“David Carroll then took the body to Brown County and incinerated it there,” Deters says,”more than one time. He took the remains and dumped them in the Ohio River.”
At least one state legislator is demanding a thorough investigation. According to a deputy director at the Ohio Department of Job and Family Services which oversees foster care that investigation is already underway. Rick Smith says two county child services agencies will be reviewed as well as a private company called Lifeway for Youth.
We are going to be investigating both Butler and Clermont Counties and Lifeway,” Smith says, “as well as our own agency to determine what types of oversight did or did not take place in this case.”
There are 88 county child service agencies in Ohio that recruit and license foster parents. They do so under regulation and statute set forth by the state. But there are more than 350 private companies or organizations that provide similar placements. One is Lifeways for Youth which was handling Marcus Fiesel’s foster care. An administrator at Lifeways told a Cincinnati newspaper that the Carrolls were living a “duplicitous” life.
The state’s Rick Smith would not say that county agencies are overwhelmed by the task of monitoring the more than 10,000 foster children in Ohio. But he did say there’s a shortage of families to provide that care.

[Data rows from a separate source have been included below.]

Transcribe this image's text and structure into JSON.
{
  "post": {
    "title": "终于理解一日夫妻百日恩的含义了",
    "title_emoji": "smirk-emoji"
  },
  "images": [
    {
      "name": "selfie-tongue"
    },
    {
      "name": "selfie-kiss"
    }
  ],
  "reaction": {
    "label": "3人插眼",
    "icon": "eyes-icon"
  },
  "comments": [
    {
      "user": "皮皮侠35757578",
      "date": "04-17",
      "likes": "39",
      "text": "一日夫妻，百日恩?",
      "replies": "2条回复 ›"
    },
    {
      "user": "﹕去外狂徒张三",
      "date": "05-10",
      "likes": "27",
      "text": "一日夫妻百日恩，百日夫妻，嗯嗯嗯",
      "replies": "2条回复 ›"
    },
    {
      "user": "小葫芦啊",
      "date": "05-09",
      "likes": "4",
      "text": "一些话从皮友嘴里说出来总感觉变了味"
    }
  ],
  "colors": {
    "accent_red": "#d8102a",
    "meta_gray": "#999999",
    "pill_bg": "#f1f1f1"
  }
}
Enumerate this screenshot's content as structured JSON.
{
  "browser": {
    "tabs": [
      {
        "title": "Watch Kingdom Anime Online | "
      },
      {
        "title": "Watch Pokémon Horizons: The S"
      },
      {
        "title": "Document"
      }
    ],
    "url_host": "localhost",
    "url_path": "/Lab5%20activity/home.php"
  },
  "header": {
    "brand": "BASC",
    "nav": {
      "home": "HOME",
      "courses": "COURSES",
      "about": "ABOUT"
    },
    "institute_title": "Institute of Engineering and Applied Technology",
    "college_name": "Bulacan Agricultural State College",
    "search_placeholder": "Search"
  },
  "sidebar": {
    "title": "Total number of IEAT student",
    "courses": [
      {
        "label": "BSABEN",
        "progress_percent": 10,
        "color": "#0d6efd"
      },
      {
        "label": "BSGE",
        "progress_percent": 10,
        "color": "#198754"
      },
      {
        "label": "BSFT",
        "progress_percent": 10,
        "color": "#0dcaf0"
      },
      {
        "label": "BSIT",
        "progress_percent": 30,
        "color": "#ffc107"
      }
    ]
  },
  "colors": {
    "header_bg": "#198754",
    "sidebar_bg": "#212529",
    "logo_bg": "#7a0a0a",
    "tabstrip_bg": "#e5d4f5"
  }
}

Marcus Fiesel’s death likely will cause changes in state rules and regulations. But Hamilton County prosecutor Joseph Deters lays responsibility for the boy’s death on the Carrolls.
“Look, the bad guys are these parent. Now should better care be exercised? Yes. But there will be a hard look to see if changes need to be made.”
On Wednesday a judge set bond at $10.1 million each. Prosecutor Deters expects the charge of involuntary homicide to be changed to murder.